Task prompt: For each line below that contains the string "title", copy that line.

Dataset rows describing interfaces
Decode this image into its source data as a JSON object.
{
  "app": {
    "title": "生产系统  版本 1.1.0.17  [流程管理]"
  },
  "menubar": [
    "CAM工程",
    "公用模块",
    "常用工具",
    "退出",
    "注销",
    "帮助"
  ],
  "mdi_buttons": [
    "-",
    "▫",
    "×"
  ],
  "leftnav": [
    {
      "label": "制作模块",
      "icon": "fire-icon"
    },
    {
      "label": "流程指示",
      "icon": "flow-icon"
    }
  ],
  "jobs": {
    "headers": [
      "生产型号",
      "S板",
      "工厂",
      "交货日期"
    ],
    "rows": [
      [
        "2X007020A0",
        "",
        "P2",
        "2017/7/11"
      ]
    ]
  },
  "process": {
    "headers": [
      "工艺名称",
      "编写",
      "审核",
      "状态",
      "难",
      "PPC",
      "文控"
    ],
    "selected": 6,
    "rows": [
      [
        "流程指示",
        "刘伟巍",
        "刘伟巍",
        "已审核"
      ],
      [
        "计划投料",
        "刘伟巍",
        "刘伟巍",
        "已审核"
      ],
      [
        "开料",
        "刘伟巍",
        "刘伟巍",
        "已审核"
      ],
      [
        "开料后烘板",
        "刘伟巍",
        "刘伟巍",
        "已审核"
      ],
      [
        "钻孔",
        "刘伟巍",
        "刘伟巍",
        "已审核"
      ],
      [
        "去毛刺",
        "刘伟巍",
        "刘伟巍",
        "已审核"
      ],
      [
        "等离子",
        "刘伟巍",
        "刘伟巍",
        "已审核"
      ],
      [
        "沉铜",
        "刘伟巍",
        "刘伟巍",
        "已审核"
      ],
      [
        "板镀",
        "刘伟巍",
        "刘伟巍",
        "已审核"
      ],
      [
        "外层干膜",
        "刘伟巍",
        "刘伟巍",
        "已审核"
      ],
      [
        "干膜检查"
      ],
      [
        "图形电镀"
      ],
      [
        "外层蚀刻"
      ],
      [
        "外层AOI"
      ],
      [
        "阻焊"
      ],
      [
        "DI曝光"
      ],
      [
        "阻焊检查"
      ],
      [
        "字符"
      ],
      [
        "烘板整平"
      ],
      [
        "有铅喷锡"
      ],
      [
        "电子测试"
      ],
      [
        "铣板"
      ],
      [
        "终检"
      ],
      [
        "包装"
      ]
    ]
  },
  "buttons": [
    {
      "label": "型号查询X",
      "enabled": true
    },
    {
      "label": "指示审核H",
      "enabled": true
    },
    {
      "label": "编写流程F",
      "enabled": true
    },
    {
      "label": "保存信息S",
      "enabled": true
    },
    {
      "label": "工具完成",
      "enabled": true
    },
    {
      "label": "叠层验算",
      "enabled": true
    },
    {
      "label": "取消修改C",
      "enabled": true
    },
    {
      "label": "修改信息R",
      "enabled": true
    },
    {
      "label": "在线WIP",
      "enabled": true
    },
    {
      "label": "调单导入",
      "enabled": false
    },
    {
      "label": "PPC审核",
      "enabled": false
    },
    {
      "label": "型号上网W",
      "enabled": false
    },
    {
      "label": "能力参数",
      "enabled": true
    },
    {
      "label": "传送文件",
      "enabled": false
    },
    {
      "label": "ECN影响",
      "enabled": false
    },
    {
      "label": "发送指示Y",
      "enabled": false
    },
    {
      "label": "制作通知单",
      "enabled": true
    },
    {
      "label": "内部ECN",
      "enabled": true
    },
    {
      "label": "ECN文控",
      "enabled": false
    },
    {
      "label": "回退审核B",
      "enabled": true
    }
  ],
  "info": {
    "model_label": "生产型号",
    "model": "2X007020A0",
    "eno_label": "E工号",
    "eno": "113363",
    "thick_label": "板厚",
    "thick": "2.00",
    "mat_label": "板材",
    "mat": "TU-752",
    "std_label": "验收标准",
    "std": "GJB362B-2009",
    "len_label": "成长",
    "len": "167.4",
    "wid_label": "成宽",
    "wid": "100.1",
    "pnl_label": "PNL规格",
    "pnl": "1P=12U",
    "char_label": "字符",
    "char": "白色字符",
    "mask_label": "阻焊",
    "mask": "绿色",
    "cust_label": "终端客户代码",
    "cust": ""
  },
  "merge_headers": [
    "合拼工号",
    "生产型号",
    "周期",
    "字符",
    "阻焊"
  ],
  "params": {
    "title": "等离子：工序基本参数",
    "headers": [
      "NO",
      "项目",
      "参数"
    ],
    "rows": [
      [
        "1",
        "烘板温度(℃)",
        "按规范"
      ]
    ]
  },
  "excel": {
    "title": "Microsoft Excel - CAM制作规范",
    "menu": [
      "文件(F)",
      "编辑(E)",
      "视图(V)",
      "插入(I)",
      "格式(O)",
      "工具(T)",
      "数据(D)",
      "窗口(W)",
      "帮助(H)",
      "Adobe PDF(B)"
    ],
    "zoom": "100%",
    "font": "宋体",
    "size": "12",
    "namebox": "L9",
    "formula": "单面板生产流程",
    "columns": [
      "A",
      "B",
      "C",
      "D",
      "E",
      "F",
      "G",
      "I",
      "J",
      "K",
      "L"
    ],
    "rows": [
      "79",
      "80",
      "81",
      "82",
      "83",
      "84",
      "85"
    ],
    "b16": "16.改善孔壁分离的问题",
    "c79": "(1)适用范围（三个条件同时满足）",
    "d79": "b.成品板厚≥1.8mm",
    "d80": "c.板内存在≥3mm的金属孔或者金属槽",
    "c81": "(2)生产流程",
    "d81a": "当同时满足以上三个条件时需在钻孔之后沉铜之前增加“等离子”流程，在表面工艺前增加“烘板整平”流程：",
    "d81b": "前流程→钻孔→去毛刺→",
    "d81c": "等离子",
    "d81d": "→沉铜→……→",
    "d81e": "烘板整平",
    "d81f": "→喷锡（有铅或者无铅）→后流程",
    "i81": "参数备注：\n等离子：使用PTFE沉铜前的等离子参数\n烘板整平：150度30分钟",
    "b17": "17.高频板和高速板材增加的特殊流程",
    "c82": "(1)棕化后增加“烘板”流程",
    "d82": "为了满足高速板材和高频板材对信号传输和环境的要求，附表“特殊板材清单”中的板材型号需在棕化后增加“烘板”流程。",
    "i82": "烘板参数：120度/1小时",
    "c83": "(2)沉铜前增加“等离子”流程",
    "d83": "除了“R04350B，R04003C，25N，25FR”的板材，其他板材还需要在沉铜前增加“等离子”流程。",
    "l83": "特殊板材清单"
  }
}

Written response:
    "title": "生产系统  版本 1.1.0.17  [流程管理]"
    "title": "等离子：工序基本参数",
    "title": "Microsoft Excel - CAM制作规范",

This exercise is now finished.